I also saw the ad for the Boys’ Life hovercraft, and although I desparately wanted to order it, my father had already learned the lesson about the fool and his money and wouldn’t let me order it. I was able to make the one I did build out of stuff in the garage.

I’m currently a boy scout in the Denver Area Council and a venturer in Venturing Emergency Rescue Team Crew 911. The hovercraft is still in the back of Boy’s Life. I saw it demonstrated somewhere in an Oregon science museum, two five or six year old volunteers would stand on a side of a strip of hardwood flooring and push an adult (the kid’s got to ride too) back and worth demonstrating the difference in friction between viscous gases and solids.

Yep, my physics teacher in high school built a hovercraft and used a gas leaf blower. We spent one class out in the school parking lot jetting (aka pushing each other) around. Loads of fun and a scraped knee or two.

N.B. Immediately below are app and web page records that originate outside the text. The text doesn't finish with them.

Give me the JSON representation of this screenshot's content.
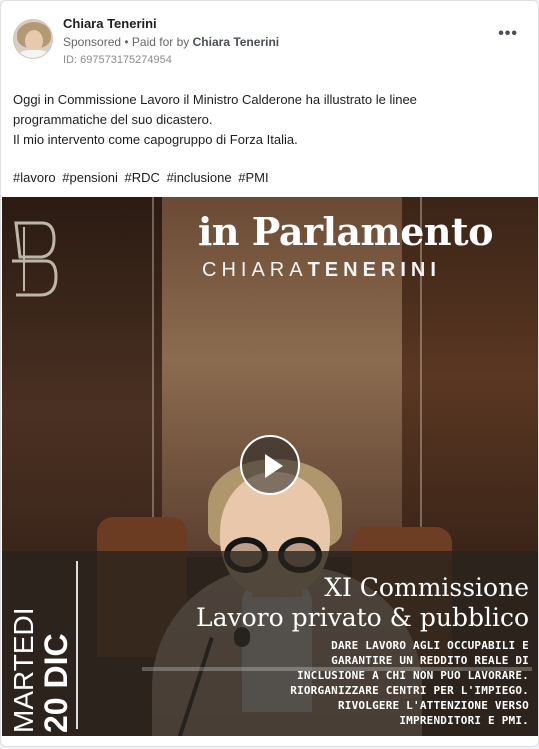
{
  "post": {
    "author": "Chiara Tenerini",
    "sponsored_label": "Sponsored",
    "paid_for_by_prefix": "• Paid for by",
    "paid_for_by_name": "Chiara Tenerini",
    "ad_id": "ID: 697573175274954",
    "more_icon_glyph": "•••",
    "text_lines": [
      "Oggi in Commissione Lavoro il Ministro Calderone ha illustrato le linee",
      "programmatiche del suo dicastero.",
      "Il mio intervento come capogruppo di Forza Italia."
    ],
    "hashtags": [
      "#lavoro",
      "#pensioni",
      "#RDC",
      "#inclusione",
      "#PMI"
    ]
  },
  "video": {
    "show_title": "in Parlamento",
    "name_first": "CHIARA",
    "name_last": "TENERINI",
    "weekday": "MARTEDI",
    "date": "20 DIC",
    "commission_title": "XI Commissione",
    "commission_subtitle": "Lavoro privato & pubblico",
    "description_lines": [
      "DARE LAVORO AGLI OCCUPABILI E",
      "GARANTIRE UN REDDITO REALE DI",
      "INCLUSIONE A CHI NON PUO LAVORARE.",
      "RIORGANIZZARE CENTRI PER L'IMPIEGO.",
      "RIVOLGERE L'ATTENZIONE VERSO",
      "IMPRENDITORI E PMI."
    ],
    "play_icon": "play-icon"
  },
  "colors": {
    "card_bg": "#ffffff",
    "meta_gray": "#65676b",
    "overlay_text": "#ffffff"
  }
}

The principal behind an hovercraft is that the air presure under the craft matchs the downard presure exerted by its weight. Since pressure is weight/area you could theoreticly float infinite weight on a simple vacuum cleaner engine if your craft has infinite area. As always, real life pooh-poohs the party since increasing the area will increase the craft weight, and the presure must be evenly distibuted or one side will drag. The construction material also has to be rigid of or some areas will sag which unevenly distibutes the weight(so make sure you get thick plywood).
Driving it around is a little more problematic since contact with a rough surface like asphalt will wear though the skirt pretty quick. Smooth flooring or ice or maybe even glass smooth water would work the best.
Then there is the propulsion. You would need at least a small prop engine to get up any speed, and once you got it, you will instanly become aware that turning and or stopping is going to take some planning.